                                So I was less than blown away by inception.  True, the concept behind the story is compelling and has kept me thinking for days.  And true, the visuals are pretty cool.  But I saw several flaws in the movie that continue to trouble me.  Please note that my comments include SPOILERS so do not read on if you have yet to see this movie.

                                To repeat: INCEPTION SPOILERS FOLLOW

                                First off, I thought that generally speaking the acting captured from this fine team of actors did not come across as top notch.  For much of the movie, the lines felt like they were being read.  I think the best examples of this were the conversation at the Paris cafe and the ultimate conversation in Limbo between Cobb and Mal.  I felt no depth, no motivation, no emotion just a robotic spewing of words.

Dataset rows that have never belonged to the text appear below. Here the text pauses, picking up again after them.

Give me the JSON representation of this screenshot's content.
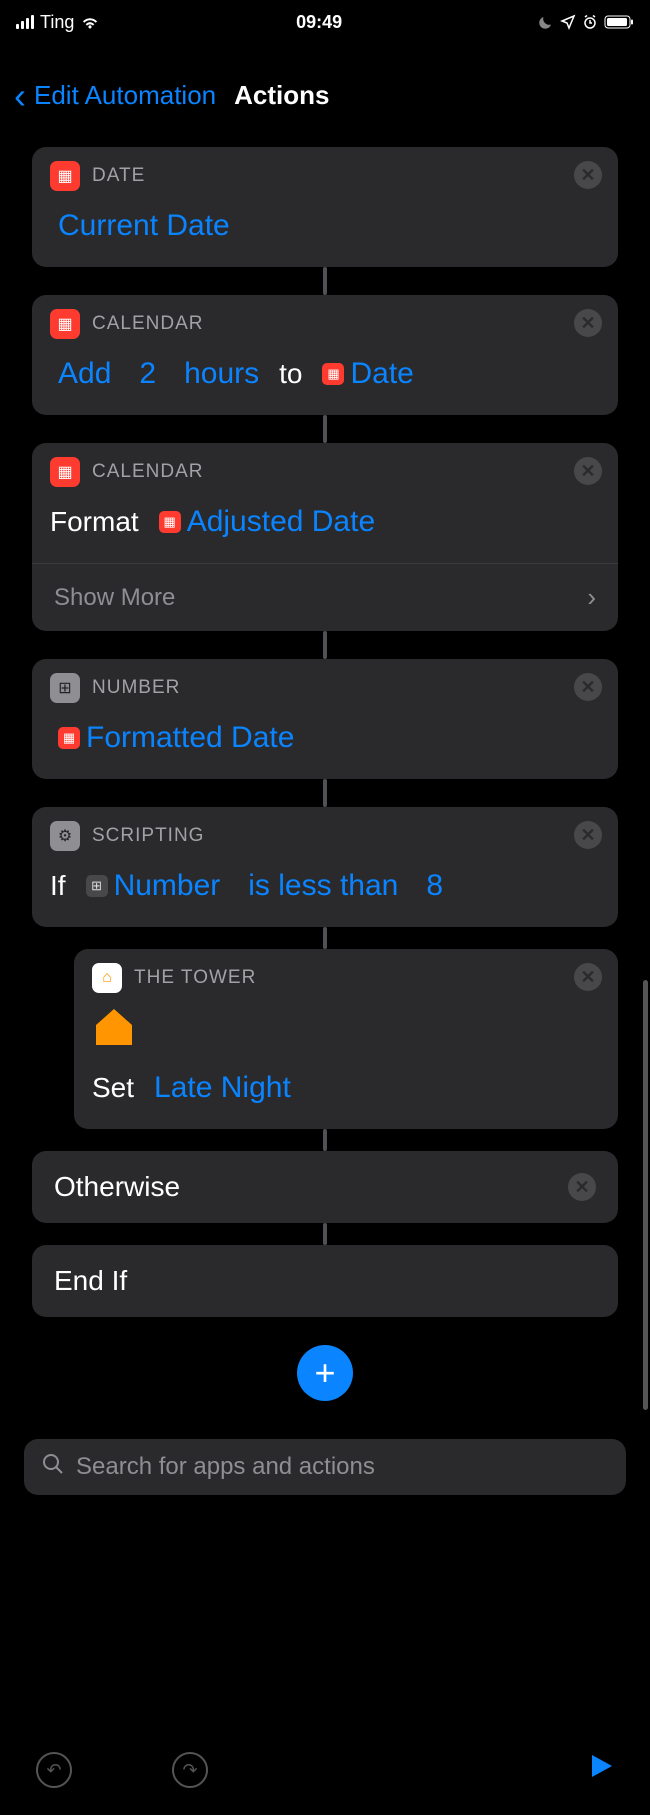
{
  "status": {
    "carrier": "Ting",
    "time": "09:49"
  },
  "nav": {
    "back": "Edit Automation",
    "title": "Actions"
  },
  "actions": {
    "date": {
      "category": "DATE",
      "value": "Current Date"
    },
    "add": {
      "category": "CALENDAR",
      "add_label": "Add",
      "amount": "2",
      "unit": "hours",
      "to": "to",
      "var": "Date"
    },
    "format": {
      "category": "CALENDAR",
      "format_label": "Format",
      "var": "Adjusted Date",
      "show_more": "Show More"
    },
    "number": {
      "category": "NUMBER",
      "var": "Formatted Date"
    },
    "ifblock": {
      "category": "SCRIPTING",
      "if_label": "If",
      "var": "Number",
      "condition": "is less than",
      "value": "8"
    },
    "home": {
      "category": "THE TOWER",
      "set_label": "Set",
      "scene": "Late Night"
    },
    "otherwise": "Otherwise",
    "endif": "End If"
  },
  "search": {
    "placeholder": "Search for apps and actions"
  }
}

                                This movie was produced from a treatment Nolan himself wrote.  It is a 90 page or so book, I understand.  I learned this after watching the movie.  However, while watching the movie, I has the same sense that I had watching many other movies produced from beloved books.  The early Harry Potter movies come to mind.  The feeling is this: a lot of things that work in print, or are necessary in print, to tell a fulfilling story end up clouding a two hour movie. Nolan's reverence to the words and plot points in the book undermined how he presented the major concepts and plot arcs in the movie.  Following the book too closely out of some obsession to bring it as is to screen ends up leaving the movie watcher wondering if everything is necessary, and yet the fan boy watching the movie will never be satisfied that it is close enough to the book anyway.  The example that bothered me the most is that of creating such a complex team to attempt inception.  As a moviegoer, I would have been just as satisfied had the team been smaller, simpler.  There would have been less that needed to be explained to our architect (and therefore to us).  The father in law could have been left out as well.  And the chase in Mumbasa. So many of these extra pieces seemed to be reverent to some book I have not read, nor will, rather than necessary to spin a flick.

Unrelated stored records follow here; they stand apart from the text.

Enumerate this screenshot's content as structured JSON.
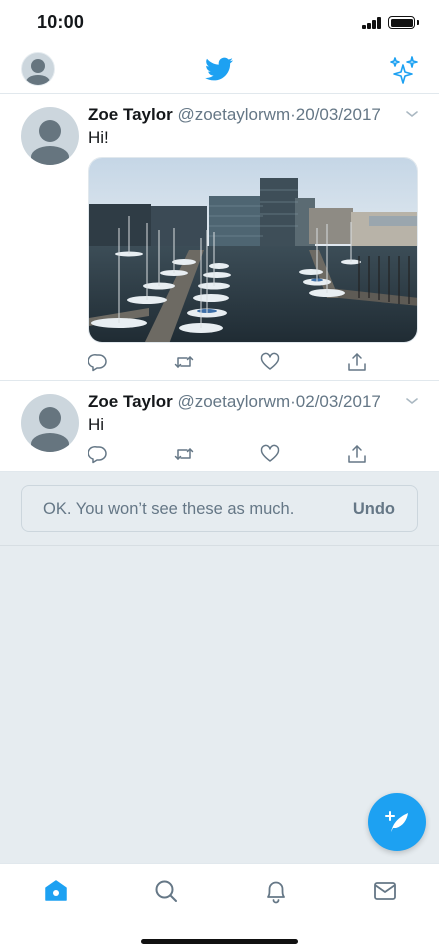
{
  "status_bar": {
    "time": "10:00"
  },
  "colors": {
    "accent": "#1da1f2",
    "secondary_text": "#657786",
    "feedback_bg": "#e6ecf0"
  },
  "top_nav": {
    "avatar_icon": "profile-avatar",
    "logo_icon": "twitter-bird-icon",
    "right_icon": "sparkle-icon"
  },
  "tweets": [
    {
      "name": "Zoe Taylor",
      "handle": "@zoetaylorwm",
      "separator": "·",
      "date": "20/03/2017",
      "text": "Hi!",
      "has_media": true,
      "media_icon": "harbor-photo"
    },
    {
      "name": "Zoe Taylor",
      "handle": "@zoetaylorwm",
      "separator": "·",
      "date": "02/03/2017",
      "text": "Hi",
      "has_media": false
    }
  ],
  "tweet_actions": [
    "reply-icon",
    "retweet-icon",
    "like-icon",
    "share-icon"
  ],
  "feedback": {
    "message": "OK. You won’t see these as much.",
    "undo_label": "Undo"
  },
  "compose": {
    "icon": "compose-tweet-icon"
  },
  "tab_bar": {
    "tabs": [
      "home-icon",
      "search-icon",
      "notifications-icon",
      "messages-icon"
    ],
    "active": "home-icon"
  }
}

                                The viewer is supposed to leave the theater questioning whether everything seen on screen is itself a dream, which is why the top is left spinning at the end. Aside from the fact that a movie being a dream is just an easy out for a director and storyteller, in this case it is a neat concept that makes the moviegoer think.  However, several plot points to me seemed inconsistent when promoting this idea.  Here's the deal: if the whole thing is a dream (presumably Cobb's) then it is Mal who escaped to the real world when she jumped and it is Cobb who remains stuck asleep.  If that were the case, Mal's appearances would not be projections, but would be the real Mal invading Cobb's sleep to try and convince him to rouse (presuming she really does love him and want him back, as she states over and over).  If that were the case, she would be more successful killing him than spoiling everything he tries to do when she encounters him.  If he were to die, he would either revive or go to limbo.  Either of those would make it obvious to him that he was still asleep.  Presumably, Mal would know this and would have followed through immediately.

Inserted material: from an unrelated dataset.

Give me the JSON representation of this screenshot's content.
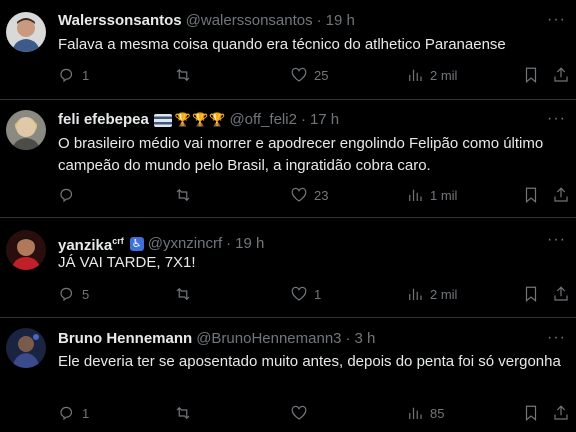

                                Is the bag guy (gal) really named Mal?  That's over the top.

                                The need for mazes still escapes me.

                                The love life depicted for 50 dream years in Limbo seems even beyond the image of True Love in Princess Bride.  It seems too fantastical to be believed.  That is, a movie like this requires tremendous suspension of disbelief, and mine was unstable for much of the movie, but came crashing down at that point.  I have some understanding of Love and the fantasy of Love, but that description was beyond the pale.  50 years in one place with one person?  I cannot imagine that any amour of love would make that sufferable.

                                Understand, I enjoyed the movie, and any movie that gets me thinking this much is a winner to an extent.  But these points to me undermined my impression of the movie's execution.  It was certainly a good movie for watching while sick in bed.